• Material provided
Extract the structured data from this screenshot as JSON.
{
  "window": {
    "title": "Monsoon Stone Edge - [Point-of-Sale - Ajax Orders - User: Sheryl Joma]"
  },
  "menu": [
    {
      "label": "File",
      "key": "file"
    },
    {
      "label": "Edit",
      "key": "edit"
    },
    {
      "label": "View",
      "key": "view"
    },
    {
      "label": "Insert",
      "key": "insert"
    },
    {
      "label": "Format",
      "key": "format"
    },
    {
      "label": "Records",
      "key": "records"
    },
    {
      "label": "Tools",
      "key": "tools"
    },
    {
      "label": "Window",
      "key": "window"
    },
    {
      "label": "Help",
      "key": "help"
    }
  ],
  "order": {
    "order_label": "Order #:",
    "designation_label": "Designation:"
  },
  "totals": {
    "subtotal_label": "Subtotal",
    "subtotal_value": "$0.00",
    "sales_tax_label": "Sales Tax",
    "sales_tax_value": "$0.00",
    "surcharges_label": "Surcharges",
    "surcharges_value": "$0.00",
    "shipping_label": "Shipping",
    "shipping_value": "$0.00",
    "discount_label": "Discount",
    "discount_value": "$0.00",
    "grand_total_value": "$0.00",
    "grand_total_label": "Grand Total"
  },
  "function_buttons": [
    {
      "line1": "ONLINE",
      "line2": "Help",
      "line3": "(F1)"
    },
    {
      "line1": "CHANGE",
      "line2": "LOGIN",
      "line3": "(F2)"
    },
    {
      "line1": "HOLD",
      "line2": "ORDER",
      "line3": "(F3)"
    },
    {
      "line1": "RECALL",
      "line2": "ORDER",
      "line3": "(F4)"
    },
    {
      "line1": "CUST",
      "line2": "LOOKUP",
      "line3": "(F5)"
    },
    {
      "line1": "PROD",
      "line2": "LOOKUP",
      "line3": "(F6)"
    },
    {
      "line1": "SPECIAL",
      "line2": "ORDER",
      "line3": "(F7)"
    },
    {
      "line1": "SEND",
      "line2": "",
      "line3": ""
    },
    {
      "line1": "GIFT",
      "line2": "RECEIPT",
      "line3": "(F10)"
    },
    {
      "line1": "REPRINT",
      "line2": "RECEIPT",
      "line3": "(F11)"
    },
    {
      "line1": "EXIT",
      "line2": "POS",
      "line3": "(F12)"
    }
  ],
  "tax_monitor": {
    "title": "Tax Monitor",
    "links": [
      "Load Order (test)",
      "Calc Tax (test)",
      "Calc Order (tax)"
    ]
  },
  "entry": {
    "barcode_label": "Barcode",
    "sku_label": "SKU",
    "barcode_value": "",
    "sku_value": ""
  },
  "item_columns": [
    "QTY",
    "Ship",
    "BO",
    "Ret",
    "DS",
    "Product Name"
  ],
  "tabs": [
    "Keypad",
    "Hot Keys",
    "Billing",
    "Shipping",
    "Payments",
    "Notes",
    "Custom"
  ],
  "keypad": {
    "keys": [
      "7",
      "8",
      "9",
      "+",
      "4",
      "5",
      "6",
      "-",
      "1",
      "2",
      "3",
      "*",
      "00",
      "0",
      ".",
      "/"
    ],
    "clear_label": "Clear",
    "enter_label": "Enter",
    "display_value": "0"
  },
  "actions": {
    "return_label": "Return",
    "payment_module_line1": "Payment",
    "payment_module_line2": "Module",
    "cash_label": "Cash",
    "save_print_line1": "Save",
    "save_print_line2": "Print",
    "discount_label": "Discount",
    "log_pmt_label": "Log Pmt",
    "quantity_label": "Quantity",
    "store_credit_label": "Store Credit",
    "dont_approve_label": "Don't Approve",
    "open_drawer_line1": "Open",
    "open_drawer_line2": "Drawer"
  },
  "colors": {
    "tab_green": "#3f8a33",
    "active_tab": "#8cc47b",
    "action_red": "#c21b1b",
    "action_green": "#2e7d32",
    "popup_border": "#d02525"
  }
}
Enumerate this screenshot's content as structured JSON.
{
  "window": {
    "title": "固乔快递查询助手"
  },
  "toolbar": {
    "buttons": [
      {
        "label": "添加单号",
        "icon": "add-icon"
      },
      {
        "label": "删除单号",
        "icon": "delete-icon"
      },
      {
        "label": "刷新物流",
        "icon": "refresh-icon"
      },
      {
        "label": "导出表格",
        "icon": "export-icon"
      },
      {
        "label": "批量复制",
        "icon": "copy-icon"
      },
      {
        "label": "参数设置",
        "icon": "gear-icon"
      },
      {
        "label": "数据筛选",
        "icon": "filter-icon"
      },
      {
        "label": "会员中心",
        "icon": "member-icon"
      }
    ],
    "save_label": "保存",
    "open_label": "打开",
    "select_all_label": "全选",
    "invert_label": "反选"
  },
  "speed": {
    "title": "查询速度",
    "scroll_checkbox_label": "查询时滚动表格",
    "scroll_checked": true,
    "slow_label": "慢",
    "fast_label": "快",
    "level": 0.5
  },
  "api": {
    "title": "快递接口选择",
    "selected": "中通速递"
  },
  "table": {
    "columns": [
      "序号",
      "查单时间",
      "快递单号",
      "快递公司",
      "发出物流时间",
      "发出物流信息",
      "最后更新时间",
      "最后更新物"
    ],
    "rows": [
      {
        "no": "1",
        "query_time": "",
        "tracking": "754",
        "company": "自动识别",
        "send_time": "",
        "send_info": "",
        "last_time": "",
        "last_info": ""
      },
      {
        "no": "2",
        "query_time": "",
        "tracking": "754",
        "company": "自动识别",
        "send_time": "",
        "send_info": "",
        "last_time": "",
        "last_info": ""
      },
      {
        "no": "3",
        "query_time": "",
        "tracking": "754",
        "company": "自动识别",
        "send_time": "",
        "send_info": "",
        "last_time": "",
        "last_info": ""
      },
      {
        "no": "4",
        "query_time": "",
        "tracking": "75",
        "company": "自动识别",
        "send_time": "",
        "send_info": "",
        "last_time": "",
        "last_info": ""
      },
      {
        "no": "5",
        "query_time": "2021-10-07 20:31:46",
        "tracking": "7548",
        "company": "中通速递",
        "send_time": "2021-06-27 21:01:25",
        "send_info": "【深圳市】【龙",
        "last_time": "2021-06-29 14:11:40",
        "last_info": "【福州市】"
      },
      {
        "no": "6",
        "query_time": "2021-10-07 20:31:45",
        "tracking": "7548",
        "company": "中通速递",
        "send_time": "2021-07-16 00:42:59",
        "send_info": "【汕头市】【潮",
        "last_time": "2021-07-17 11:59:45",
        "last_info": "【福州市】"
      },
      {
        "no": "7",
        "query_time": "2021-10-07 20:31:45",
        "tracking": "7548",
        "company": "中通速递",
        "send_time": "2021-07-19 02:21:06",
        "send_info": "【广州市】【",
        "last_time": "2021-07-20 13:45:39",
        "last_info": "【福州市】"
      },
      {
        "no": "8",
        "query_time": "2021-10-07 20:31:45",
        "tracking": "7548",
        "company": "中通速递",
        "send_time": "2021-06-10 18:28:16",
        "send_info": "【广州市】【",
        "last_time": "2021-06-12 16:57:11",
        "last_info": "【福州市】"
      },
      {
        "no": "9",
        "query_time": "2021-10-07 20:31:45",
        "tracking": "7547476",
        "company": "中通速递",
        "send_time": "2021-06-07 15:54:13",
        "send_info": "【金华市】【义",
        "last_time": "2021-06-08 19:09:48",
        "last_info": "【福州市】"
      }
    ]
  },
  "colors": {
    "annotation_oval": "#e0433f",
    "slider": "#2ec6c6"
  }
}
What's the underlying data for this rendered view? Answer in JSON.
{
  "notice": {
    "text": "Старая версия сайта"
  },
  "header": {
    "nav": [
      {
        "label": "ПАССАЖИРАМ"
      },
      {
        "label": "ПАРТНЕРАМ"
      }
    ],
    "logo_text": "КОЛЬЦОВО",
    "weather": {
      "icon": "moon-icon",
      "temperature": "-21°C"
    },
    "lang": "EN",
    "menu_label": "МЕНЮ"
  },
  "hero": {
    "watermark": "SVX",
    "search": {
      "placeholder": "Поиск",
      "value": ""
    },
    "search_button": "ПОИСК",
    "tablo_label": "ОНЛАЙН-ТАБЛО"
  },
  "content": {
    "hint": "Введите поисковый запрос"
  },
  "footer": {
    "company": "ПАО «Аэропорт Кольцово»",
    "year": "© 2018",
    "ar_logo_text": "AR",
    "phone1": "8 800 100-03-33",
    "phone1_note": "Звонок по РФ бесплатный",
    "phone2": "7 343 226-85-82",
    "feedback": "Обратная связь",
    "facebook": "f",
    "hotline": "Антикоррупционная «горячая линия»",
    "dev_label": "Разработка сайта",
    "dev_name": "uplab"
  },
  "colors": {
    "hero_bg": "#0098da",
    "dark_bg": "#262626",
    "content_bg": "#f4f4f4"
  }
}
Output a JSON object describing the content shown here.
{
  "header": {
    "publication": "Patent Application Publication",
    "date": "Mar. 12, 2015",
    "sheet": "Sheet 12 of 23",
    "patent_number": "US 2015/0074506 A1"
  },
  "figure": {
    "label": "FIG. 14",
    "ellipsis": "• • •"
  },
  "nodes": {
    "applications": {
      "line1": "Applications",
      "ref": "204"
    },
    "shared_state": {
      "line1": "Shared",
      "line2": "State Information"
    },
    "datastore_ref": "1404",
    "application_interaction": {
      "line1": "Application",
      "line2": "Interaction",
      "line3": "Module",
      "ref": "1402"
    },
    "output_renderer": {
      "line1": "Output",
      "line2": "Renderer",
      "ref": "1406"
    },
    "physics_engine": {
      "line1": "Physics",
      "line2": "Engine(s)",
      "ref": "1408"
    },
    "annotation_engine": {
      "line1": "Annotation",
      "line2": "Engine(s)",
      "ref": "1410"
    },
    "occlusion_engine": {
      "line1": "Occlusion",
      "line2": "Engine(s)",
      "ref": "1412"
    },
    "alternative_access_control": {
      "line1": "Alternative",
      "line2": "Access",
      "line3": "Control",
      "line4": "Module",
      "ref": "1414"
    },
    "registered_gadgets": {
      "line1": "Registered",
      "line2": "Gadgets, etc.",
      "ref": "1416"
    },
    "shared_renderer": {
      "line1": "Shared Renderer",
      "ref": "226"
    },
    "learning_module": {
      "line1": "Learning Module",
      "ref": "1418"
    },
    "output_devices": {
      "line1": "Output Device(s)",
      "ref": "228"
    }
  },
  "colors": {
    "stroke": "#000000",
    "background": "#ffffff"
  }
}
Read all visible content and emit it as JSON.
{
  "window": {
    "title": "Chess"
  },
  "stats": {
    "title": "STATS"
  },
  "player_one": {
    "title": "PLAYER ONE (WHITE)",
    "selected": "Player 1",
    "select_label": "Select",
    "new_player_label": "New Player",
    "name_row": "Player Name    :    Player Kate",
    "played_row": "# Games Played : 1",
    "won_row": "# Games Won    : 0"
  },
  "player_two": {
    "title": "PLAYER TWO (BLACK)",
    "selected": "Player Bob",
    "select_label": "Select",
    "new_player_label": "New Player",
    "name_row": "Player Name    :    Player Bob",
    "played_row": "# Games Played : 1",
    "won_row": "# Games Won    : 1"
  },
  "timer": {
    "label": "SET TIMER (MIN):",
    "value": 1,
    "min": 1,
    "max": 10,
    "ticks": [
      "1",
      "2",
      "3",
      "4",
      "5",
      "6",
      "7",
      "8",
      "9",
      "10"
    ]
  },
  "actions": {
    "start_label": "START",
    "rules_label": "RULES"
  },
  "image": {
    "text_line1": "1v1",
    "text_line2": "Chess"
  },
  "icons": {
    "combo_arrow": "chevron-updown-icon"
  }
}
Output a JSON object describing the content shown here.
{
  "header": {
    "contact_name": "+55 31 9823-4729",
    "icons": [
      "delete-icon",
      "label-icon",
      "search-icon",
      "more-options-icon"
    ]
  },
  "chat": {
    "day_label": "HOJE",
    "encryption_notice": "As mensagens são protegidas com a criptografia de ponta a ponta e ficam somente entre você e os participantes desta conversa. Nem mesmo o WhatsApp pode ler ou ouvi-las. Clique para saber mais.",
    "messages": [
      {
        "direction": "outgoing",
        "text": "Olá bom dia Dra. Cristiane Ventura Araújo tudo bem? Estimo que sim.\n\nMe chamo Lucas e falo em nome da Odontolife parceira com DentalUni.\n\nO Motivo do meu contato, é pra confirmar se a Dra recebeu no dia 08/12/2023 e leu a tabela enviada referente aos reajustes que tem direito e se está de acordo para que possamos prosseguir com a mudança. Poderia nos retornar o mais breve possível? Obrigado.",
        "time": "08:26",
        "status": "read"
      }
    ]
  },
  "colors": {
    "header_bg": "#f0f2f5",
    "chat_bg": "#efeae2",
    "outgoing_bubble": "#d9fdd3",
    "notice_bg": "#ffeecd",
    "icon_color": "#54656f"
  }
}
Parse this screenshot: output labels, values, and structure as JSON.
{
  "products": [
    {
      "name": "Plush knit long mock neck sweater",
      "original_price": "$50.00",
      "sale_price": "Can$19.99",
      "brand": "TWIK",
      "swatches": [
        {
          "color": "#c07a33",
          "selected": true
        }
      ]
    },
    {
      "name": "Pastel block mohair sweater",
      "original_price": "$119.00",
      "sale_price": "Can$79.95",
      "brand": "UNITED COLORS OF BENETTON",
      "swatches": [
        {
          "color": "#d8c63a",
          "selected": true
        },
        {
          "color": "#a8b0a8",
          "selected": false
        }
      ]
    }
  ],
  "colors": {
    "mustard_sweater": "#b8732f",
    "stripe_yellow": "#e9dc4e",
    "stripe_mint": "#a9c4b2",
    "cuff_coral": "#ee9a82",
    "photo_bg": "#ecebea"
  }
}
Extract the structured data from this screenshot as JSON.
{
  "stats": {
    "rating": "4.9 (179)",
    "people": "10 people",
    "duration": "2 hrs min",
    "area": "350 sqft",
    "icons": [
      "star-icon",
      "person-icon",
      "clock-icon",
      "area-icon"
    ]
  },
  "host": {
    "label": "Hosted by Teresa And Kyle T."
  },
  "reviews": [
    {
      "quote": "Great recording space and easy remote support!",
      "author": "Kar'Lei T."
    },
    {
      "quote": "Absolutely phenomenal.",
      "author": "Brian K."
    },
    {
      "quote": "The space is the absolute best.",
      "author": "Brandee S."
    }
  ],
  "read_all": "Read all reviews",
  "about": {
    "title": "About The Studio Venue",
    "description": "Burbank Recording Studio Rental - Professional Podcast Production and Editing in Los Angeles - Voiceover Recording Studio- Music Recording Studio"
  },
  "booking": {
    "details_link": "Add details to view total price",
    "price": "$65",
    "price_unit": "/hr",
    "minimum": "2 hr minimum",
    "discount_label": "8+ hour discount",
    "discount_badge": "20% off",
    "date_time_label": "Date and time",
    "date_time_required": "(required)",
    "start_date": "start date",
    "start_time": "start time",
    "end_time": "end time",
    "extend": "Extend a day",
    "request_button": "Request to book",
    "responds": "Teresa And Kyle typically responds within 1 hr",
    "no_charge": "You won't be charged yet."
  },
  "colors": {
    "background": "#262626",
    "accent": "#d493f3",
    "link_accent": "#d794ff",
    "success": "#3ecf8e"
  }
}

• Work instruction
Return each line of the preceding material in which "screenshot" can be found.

• Task output
Extract the structured data from this screenshot as JSON.
Enumerate this screenshot's content as structured JSON.
Parse this screenshot: output labels, values, and structure as JSON.
Extract the structured data from this screenshot as JSON.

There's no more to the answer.